‘We coat the oxidised silicon crystal with a thin film of polymer, then use an electron beam to burn a pattern of holes through the polymer to the substrate,’ said Somorjai. ‘A platinum film is then evaporated onto the polymer, and it fills in the holes; when the polymer is removed, we are left with platinum clusters of uniform size and spacing.’
The result is a wafer of silicon oxide half a square centimetre in area, covered with a billion particles of platinum spaced 100 nanometers apart. In a recent experiment, particles examined with an atomic force microscope and a scanning electron microscope were found to be some 20 nanometers in diameter and about 15 nanometers high.
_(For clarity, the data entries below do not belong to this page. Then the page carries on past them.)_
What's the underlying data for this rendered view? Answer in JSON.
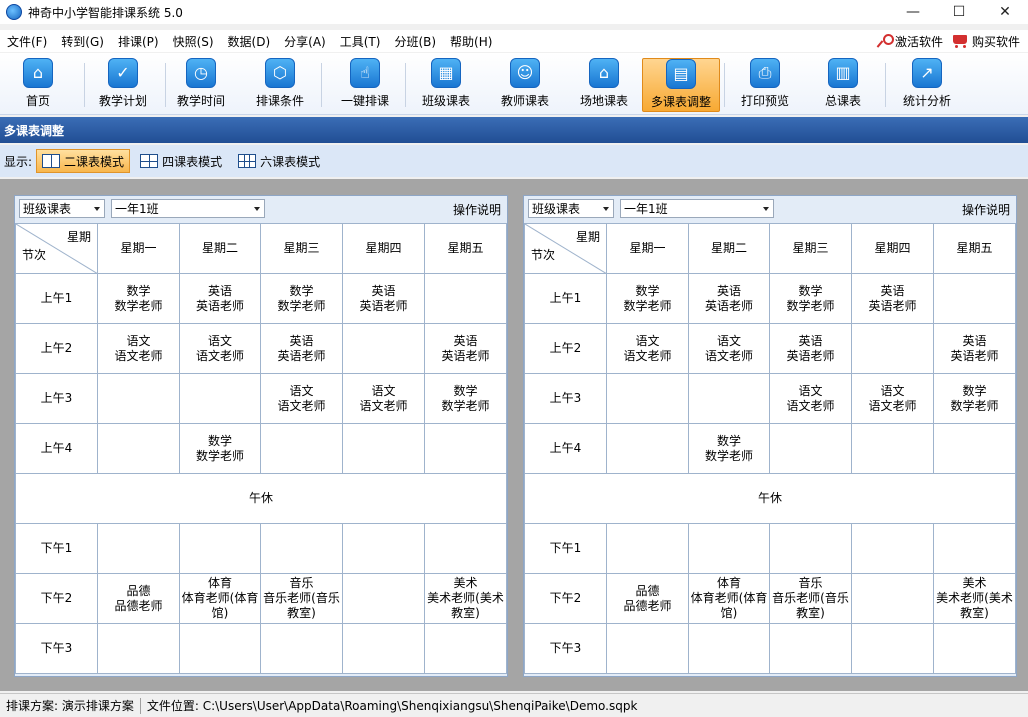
{
  "window": {
    "title": "神奇中小学智能排课系统 5.0",
    "minimize": "—",
    "maximize": "☐",
    "close": "✕"
  },
  "menu": {
    "items": [
      "文件(F)",
      "转到(G)",
      "排课(P)",
      "快照(S)",
      "数据(D)",
      "分享(A)",
      "工具(T)",
      "分班(B)",
      "帮助(H)"
    ],
    "activate": "激活软件",
    "buy": "购买软件"
  },
  "toolbar": {
    "buttons": [
      {
        "label": "首页",
        "glyph": "⌂",
        "icon": "home-icon"
      },
      {
        "label": "教学计划",
        "glyph": "✓",
        "icon": "clipboard-icon"
      },
      {
        "label": "教学时间",
        "glyph": "◷",
        "icon": "clock-icon"
      },
      {
        "label": "排课条件",
        "glyph": "⬡",
        "icon": "cubes-icon"
      },
      {
        "label": "一键排课",
        "glyph": "☝",
        "icon": "hand-icon"
      },
      {
        "label": "班级课表",
        "glyph": "▦",
        "icon": "calendar-icon"
      },
      {
        "label": "教师课表",
        "glyph": "☺",
        "icon": "teacher-icon"
      },
      {
        "label": "场地课表",
        "glyph": "⌂",
        "icon": "building-icon"
      },
      {
        "label": "多课表调整",
        "glyph": "▤",
        "icon": "multi-table-icon"
      },
      {
        "label": "打印预览",
        "glyph": "⎙",
        "icon": "printer-icon"
      },
      {
        "label": "总课表",
        "glyph": "▥",
        "icon": "master-table-icon"
      },
      {
        "label": "统计分析",
        "glyph": "↗",
        "icon": "chart-icon"
      }
    ],
    "active_index": 8
  },
  "section": {
    "title": "多课表调整"
  },
  "modes": {
    "label": "显示:",
    "items": [
      "二课表模式",
      "四课表模式",
      "六课表模式"
    ],
    "active_index": 0
  },
  "panels": [
    {
      "type_select": "班级课表",
      "class_select": "一年1班",
      "help": "操作说明"
    },
    {
      "type_select": "班级课表",
      "class_select": "一年1班",
      "help": "操作说明"
    }
  ],
  "timetable": {
    "corner_top": "星期",
    "corner_bottom": "节次",
    "days": [
      "星期一",
      "星期二",
      "星期三",
      "星期四",
      "星期五"
    ],
    "rows": [
      {
        "period": "上午1",
        "cells": [
          [
            "数学",
            "数学老师"
          ],
          [
            "英语",
            "英语老师"
          ],
          [
            "数学",
            "数学老师"
          ],
          [
            "英语",
            "英语老师"
          ],
          [
            "",
            ""
          ]
        ]
      },
      {
        "period": "上午2",
        "cells": [
          [
            "语文",
            "语文老师"
          ],
          [
            "语文",
            "语文老师"
          ],
          [
            "英语",
            "英语老师"
          ],
          [
            "",
            ""
          ],
          [
            "英语",
            "英语老师"
          ]
        ]
      },
      {
        "period": "上午3",
        "cells": [
          [
            "",
            ""
          ],
          [
            "",
            ""
          ],
          [
            "语文",
            "语文老师"
          ],
          [
            "语文",
            "语文老师"
          ],
          [
            "数学",
            "数学老师"
          ]
        ]
      },
      {
        "period": "上午4",
        "cells": [
          [
            "",
            ""
          ],
          [
            "数学",
            "数学老师"
          ],
          [
            "",
            ""
          ],
          [
            "",
            ""
          ],
          [
            "",
            ""
          ]
        ]
      },
      {
        "period": "",
        "break": "午休"
      },
      {
        "period": "下午1",
        "cells": [
          [
            "",
            ""
          ],
          [
            "",
            ""
          ],
          [
            "",
            ""
          ],
          [
            "",
            ""
          ],
          [
            "",
            ""
          ]
        ]
      },
      {
        "period": "下午2",
        "cells": [
          [
            "品德",
            "品德老师"
          ],
          [
            "体育",
            "体育老师(体育馆)"
          ],
          [
            "音乐",
            "音乐老师(音乐教室)"
          ],
          [
            "",
            ""
          ],
          [
            "美术",
            "美术老师(美术教室)"
          ]
        ]
      },
      {
        "period": "下午3",
        "cells": [
          [
            "",
            ""
          ],
          [
            "",
            ""
          ],
          [
            "",
            ""
          ],
          [
            "",
            ""
          ],
          [
            "",
            ""
          ]
        ]
      }
    ]
  },
  "status": {
    "plan": "排课方案: 演示排课方案",
    "file": "文件位置: C:\\Users\\User\\AppData\\Roaming\\Shenqixiangsu\\ShenqiPaike\\Demo.sqpk"
  }
}
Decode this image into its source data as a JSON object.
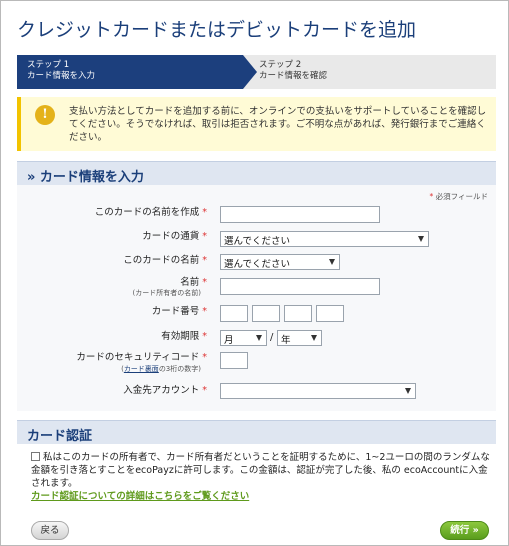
{
  "page": {
    "title": "クレジットカードまたはデビットカードを追加"
  },
  "steps": [
    {
      "number": "ステップ 1",
      "label": "カード情報を入力",
      "active": true
    },
    {
      "number": "ステップ 2",
      "label": "カード情報を確認",
      "active": false
    }
  ],
  "notice": {
    "icon": "info-icon",
    "icon_glyph": "!",
    "text": "支払い方法としてカードを追加する前に、オンラインでの支払いをサポートしていることを確認してください。そうでなければ、取引は拒否されます。ご不明な点があれば、発行銀行までご連絡ください。"
  },
  "card_section": {
    "heading": "» カード情報を入力",
    "required_note": "必須フィールド",
    "required_mark": "*",
    "fields": {
      "card_name_create": {
        "label": "このカードの名前を作成"
      },
      "currency": {
        "label": "カードの通貨",
        "selected": "選んでください"
      },
      "card_type": {
        "label": "このカードの名前",
        "selected": "選んでください"
      },
      "holder_name": {
        "label": "名前",
        "sub": "(カード所有者の名前)"
      },
      "card_number": {
        "label": "カード番号"
      },
      "expiry": {
        "label": "有効期限",
        "month_selected": "月",
        "year_selected": "年",
        "separator": "/"
      },
      "security_code": {
        "label": "カードのセキュリティコード",
        "sub_link": "カード裏面",
        "sub_open": "(",
        "sub_rest": "の3桁の数字)"
      },
      "deposit_account": {
        "label": "入金先アカウント",
        "selected": ""
      }
    }
  },
  "auth_section": {
    "heading": "カード認証",
    "consent_text": "私はこのカードの所有者で、カード所有者だということを証明するために、1~2ユーロの間のランダムな金額を引き落とすことをecoPayzに許可します。この金額は、認証が完了した後、私の ecoAccountに入金されます。",
    "more_link": "カード認証についての詳細はこちらをご覧ください"
  },
  "footer": {
    "back_label": "戻る",
    "next_label": "続行 »"
  },
  "colors": {
    "title": "#1b3f7a",
    "step_active": "#1c3f7d",
    "notice_bg": "#fffbd6",
    "link_green": "#5f9a1c",
    "next_button": "#6aac27"
  }
}
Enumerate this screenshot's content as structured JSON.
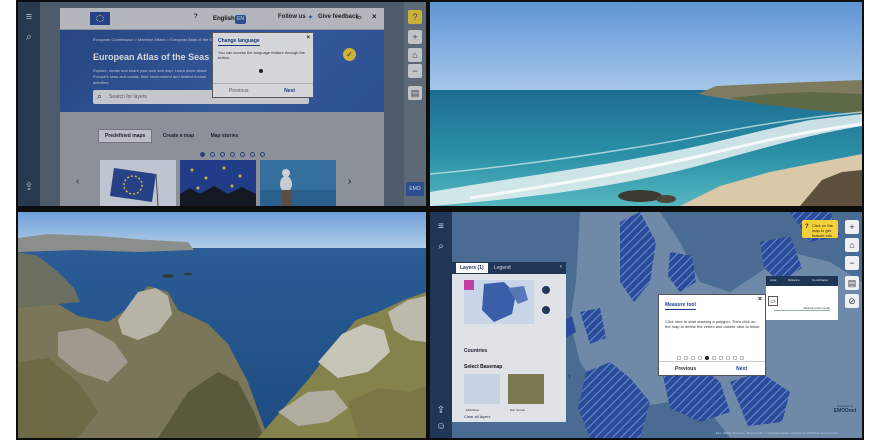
{
  "panels": {
    "top_left": {
      "header": {
        "language": "English",
        "language_badge": "EN",
        "follow_us": "Follow us",
        "give_feedback": "Give feedback"
      },
      "hero": {
        "breadcrumb": "European Commission > Maritime Affairs > European Atlas of the Seas",
        "title": "European Atlas of the Seas",
        "description": "Explore, create and share your own sea map. Learn more about Europe's seas and coasts, their environment and related human activities.",
        "search_placeholder": "Search for layers"
      },
      "tabs": [
        {
          "label": "Predefined maps"
        },
        {
          "label": "Create a map"
        },
        {
          "label": "Map stories"
        }
      ],
      "modal": {
        "title": "Change language",
        "body": "You can access the language feature through the button.",
        "previous": "Previous",
        "next": "Next",
        "close": "×"
      }
    },
    "bottom_right": {
      "tip": "Click on the map to get feature info",
      "layers_tab": "Layers (1)",
      "legend_tab": "Legend",
      "countries": "Countries",
      "select_basemap": "Select Basemap",
      "basemaps": [
        "EMODnet",
        "Esri Terrain"
      ],
      "clear_layers": "Clear all layers",
      "panel_tabs": [
        "Area",
        "Distance",
        "Coordinates"
      ],
      "measurement_label": "Measurement result",
      "modal": {
        "title": "Measure tool",
        "body": "Click here to start drawing a polygon. Then click on the map to define the vertex and double click to finish.",
        "previous": "Previous",
        "next": "Next",
        "close": "×"
      },
      "copyright": "Esri, HERE, DeLorme, MapmyIndia, © OpenStreetMap contributors, EMODnet and Eurostat",
      "powered_by": "Powered by",
      "logo": "EMODnet"
    }
  },
  "colors": {
    "eu_blue": "#2f5aa5",
    "accent_yellow": "#f4d13a",
    "rail_navy": "#203656",
    "layer_badge": "#c13fa5"
  },
  "icons": [
    "menu-icon",
    "search-icon",
    "help-icon",
    "twitter-icon",
    "feedback-icon",
    "close-icon",
    "plus-icon",
    "minus-icon",
    "print-icon",
    "share-icon",
    "home-icon",
    "pin-icon"
  ]
}
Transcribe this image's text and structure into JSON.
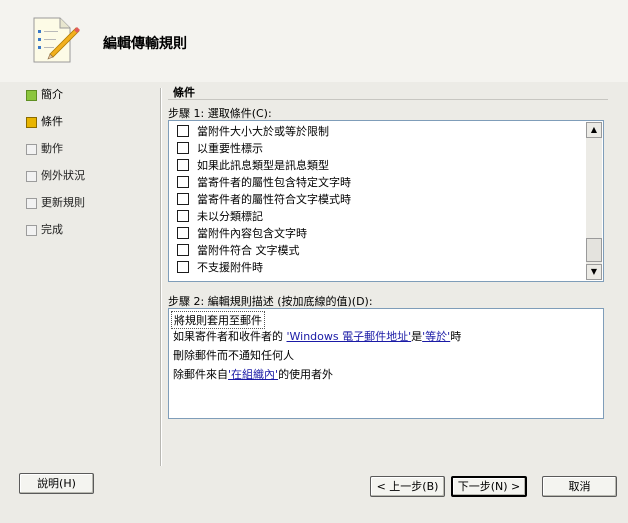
{
  "header": {
    "title": "編輯傳輸規則",
    "icon": "document-pencil-icon"
  },
  "sidebar": {
    "items": [
      {
        "label": "簡介",
        "state": "done"
      },
      {
        "label": "條件",
        "state": "active"
      },
      {
        "label": "動作",
        "state": "pending"
      },
      {
        "label": "例外狀況",
        "state": "pending"
      },
      {
        "label": "更新規則",
        "state": "pending"
      },
      {
        "label": "完成",
        "state": "pending"
      }
    ]
  },
  "main": {
    "section_title": "條件",
    "step1_label": "步驟 1: 選取條件(C):",
    "conditions": [
      {
        "label": "當附件大小大於或等於限制",
        "checked": false
      },
      {
        "label": "以重要性標示",
        "checked": false
      },
      {
        "label": "如果此訊息類型是訊息類型",
        "checked": false
      },
      {
        "label": "當寄件者的屬性包含特定文字時",
        "checked": false
      },
      {
        "label": "當寄件者的屬性符合文字模式時",
        "checked": false
      },
      {
        "label": "未以分類標記",
        "checked": false
      },
      {
        "label": "當附件內容包含文字時",
        "checked": false
      },
      {
        "label": "當附件符合 文字模式",
        "checked": false
      },
      {
        "label": "不支援附件時",
        "checked": false
      }
    ],
    "step2_label": "步驟 2: 編輯規則描述 (按加底線的值)(D):",
    "description": {
      "line1": "將規則套用至郵件",
      "line2_pre": "如果寄件者和收件者的 ",
      "line2_link1": "'Windows 電子郵件地址'",
      "line2_mid": "是",
      "line2_link2": "'等於'",
      "line2_post": "時",
      "line3": "刪除郵件而不通知任何人",
      "line4_pre": "除郵件來自",
      "line4_link": "'在組織內'",
      "line4_post": "的使用者外"
    }
  },
  "buttons": {
    "help": "說明(H)",
    "back": "< 上一步(B)",
    "next": "下一步(N) >",
    "cancel": "取消"
  },
  "colors": {
    "done": "#8cc63e",
    "active": "#e8b400",
    "link": "#1a1aa6",
    "border": "#7f9db9"
  }
}
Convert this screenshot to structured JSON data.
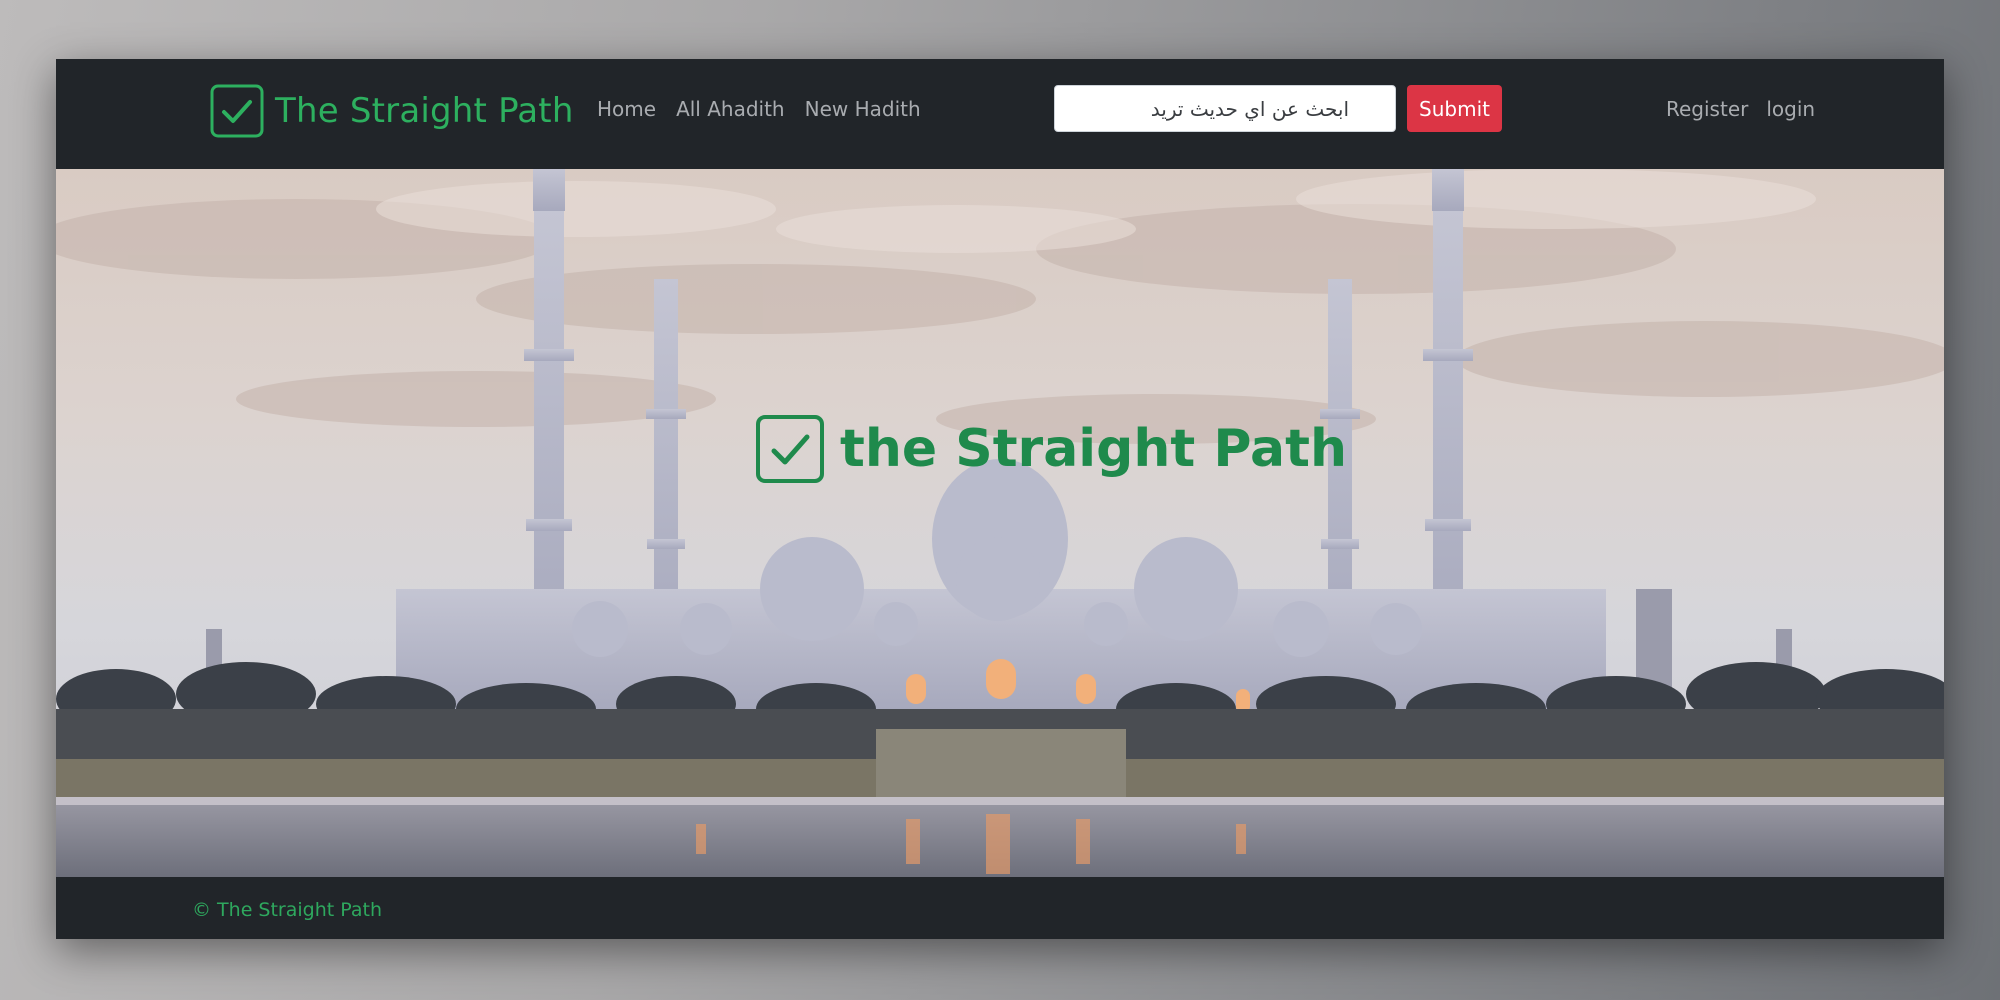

Initially each metal cluster was polycrystalline, consisting of several crystal domains. Under sufficient load, the tip of an atomic force microscope could break off some of these clusters. But after the wafer was heated, the crystal domains grew together into single crystals of platinum that could no longer be easily broken.
Catalysis tests were run in a reaction chamber designed by Somorjai that allows different reactions at different pressures and temperatures.
Two similar chemicals, cyclohexane and benzene, can be converted into one another. Increased pressure tends to add hydrogen atoms, favouring cyclohexane; increased temperature tends to free hydrogen atoms, favouring benzene.
In both reactions, the nanoparticle array was much more efficient and selective than small foils of pure platinum or wafers of pure silicon. Reactivity remained high even after the platinum surface in each cluster had been greatly reduced.
‘Between each test we cleaned the catalyst, shaving off any organic ‘dirt’ by bombarding the wafer with a beam of ionised neon,’ said Somorjai. ‘At the same time, the beam planed down the platinum clusters, until eventually the surface area was only 40 percent of what it had been.’
The nano array catalyst remained 20 to 30 times more active than the platinum foil. ‘This led us to realise that it wasn’t just the metal that promoted catalysis. The interface between the metal and the oxide was much more important that anyone had previously thought.’
Armed with the knowledge that the metal-oxide interface is crucial to catalysis, and having demonstrated high efficiency and selectivity with single reactions, Somorjai and his team are poised ‘to move the whole field of catalysis into the high-tech mode.’